Rock fans in India have been on a Queen trip ever since late vocalist Freddie Mercury’s biopic Bohemian Rhapsody was released last week. While there have been diverse reviews, the performance of Rami Malek as the protagonist has been hailed by most.
Today (November 24) is Mercury’s 27th death anniversary. To mark the occasion, we thought we would choose 10 songs that aren’t part of the film’s original soundtrack. Thus, there is no ‘I Want To Break Free’, ‘Radio Ga-Ga’ or ‘We Will Rock You’.
The list is a mix of known and rare, moving from hard rock to ballads to a Middle Eastern number to even a club hit. We have kept shifting the tempo and mood. You may find some good additions to your playlist.
1 A Kind Of Magic
From the 1986 album of the same name, one of Queen’s concert hits, with guitarist Brian May in full flow. The live version at Wembley stadium, London, is a treat.
2 Keep Passing The Open Windows
An underrated masterpiece from The Works (1984). Mercury is dynamite on this song about self-belief, and the instrumentation comes gloriously together in a hard rock feel.
3 Friends Will Be Friends
Also from the record A Kind Of Magic, this song is often used as a singalong anthem in concerts, with Mercury’s showmanship and interaction with the audience first-rate. Here’s the live video.
Described as an uptempo Arabic rocker, this song from the 1978 album Jazz has a Middle Eastern feel popular in those days. Drummer Roger Taylor also uses the hawk bells.

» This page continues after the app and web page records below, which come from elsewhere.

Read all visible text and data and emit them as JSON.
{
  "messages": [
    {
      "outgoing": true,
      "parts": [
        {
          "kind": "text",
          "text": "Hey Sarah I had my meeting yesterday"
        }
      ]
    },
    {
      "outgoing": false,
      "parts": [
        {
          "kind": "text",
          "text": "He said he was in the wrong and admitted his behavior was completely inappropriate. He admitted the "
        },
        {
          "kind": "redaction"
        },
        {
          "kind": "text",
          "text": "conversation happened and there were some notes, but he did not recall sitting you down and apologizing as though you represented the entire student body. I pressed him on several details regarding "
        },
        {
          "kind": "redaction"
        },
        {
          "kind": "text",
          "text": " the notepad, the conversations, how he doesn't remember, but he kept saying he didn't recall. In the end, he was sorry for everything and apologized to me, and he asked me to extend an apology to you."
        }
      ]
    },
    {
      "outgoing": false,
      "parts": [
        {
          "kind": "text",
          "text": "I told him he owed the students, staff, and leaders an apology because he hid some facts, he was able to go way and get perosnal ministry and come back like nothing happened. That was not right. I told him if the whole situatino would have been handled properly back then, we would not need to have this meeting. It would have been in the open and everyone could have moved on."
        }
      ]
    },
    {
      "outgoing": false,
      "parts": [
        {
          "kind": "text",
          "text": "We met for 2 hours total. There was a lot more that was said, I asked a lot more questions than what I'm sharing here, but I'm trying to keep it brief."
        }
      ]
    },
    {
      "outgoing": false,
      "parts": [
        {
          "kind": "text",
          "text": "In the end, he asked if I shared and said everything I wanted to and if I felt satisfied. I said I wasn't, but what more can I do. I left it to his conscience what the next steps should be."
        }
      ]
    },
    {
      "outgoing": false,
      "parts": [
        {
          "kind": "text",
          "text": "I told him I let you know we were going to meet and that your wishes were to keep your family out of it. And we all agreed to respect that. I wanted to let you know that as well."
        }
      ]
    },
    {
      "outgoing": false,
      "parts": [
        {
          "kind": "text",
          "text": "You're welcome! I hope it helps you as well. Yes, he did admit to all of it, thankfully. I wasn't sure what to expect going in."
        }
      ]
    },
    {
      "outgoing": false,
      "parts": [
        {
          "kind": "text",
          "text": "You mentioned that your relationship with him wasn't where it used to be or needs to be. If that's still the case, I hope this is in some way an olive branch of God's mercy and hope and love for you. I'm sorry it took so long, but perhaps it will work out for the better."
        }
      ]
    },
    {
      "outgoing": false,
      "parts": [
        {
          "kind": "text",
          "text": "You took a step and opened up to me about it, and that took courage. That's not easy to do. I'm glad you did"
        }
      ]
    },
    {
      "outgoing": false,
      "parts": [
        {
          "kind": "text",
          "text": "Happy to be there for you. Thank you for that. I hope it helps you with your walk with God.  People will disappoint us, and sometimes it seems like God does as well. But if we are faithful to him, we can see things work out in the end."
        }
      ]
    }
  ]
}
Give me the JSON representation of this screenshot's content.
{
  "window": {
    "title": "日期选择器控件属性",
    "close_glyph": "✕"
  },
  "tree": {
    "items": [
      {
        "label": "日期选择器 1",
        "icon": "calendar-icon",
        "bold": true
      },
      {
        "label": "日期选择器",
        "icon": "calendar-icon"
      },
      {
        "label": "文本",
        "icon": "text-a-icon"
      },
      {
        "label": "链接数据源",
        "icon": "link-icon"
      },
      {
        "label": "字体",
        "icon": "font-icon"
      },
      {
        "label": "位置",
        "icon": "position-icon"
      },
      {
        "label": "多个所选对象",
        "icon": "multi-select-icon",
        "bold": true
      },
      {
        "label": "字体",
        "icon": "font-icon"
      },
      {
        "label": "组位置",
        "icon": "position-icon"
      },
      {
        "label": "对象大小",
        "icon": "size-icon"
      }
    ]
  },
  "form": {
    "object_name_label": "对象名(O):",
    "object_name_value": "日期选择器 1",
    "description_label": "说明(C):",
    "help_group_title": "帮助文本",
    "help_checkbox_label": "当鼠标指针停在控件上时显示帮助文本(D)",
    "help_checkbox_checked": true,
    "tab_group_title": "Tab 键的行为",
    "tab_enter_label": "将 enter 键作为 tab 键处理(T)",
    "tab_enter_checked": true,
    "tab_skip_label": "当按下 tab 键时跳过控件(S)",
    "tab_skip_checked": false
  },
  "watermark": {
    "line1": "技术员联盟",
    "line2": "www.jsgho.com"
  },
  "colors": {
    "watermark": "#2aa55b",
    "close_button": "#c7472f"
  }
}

5 Seven Seas of Rhye
First used as an instrumental in Queen’s self-titled debut album in 1973, the vocal version came out the following year in Queen II. One of the band’s early hits, it’s a cracking hard rock number.
6 Lily of the Valley
A short piece from the 1974 album Sheer Heart Attack. It has Mercury’s trademark ballad style set against haunting piano and vocal harmonies.
7 A Winter’s Tale
Absolutely underrated, absolutely brilliant, this song was released much after Mercury’s death in the 1995 record Made In Heaven. The vocals had been recorded earlier and the band filled up the song.
8 Tie Your Mother Down
Another concert favourite in the hard rock space, this was from the exemplary 1976 album A Day At The Races. Mercury’s vocals are crisp but it is May’s guitar which steals the show.
9 You Don’t Fool Me
Another one from Made In Heaven (1995), this was one of Queen’s biggest club hits, released with different mixes. Mercury recorded the words before his death and the song took another dimension later.
10 Is This The World We Created..?
A short but very meaningful song that concludes the album The Works. Mercury’s voice is full of expression and pathos, and his range comes naturally through in just over two minutes.
Narendra Kusnur is one of India’s best known music journalists. Born with a musical spoon (okay, doesn’t fit, but you get the drift), Naren, NK, Kusnur, Narender, Kaansen, Jahanpanna… however else many call him, is a late bloomer in music criticism. He was (is!) an aficionado first, and then strayed into writing on music. But in the last two decades, he has made up for most of what he didn’t do earlier. If ever there is an Ustad given for music writing, NK, would be among the first to receive one. Narendra Kusnur writes weekly on Xyngr. Don’t ask us when.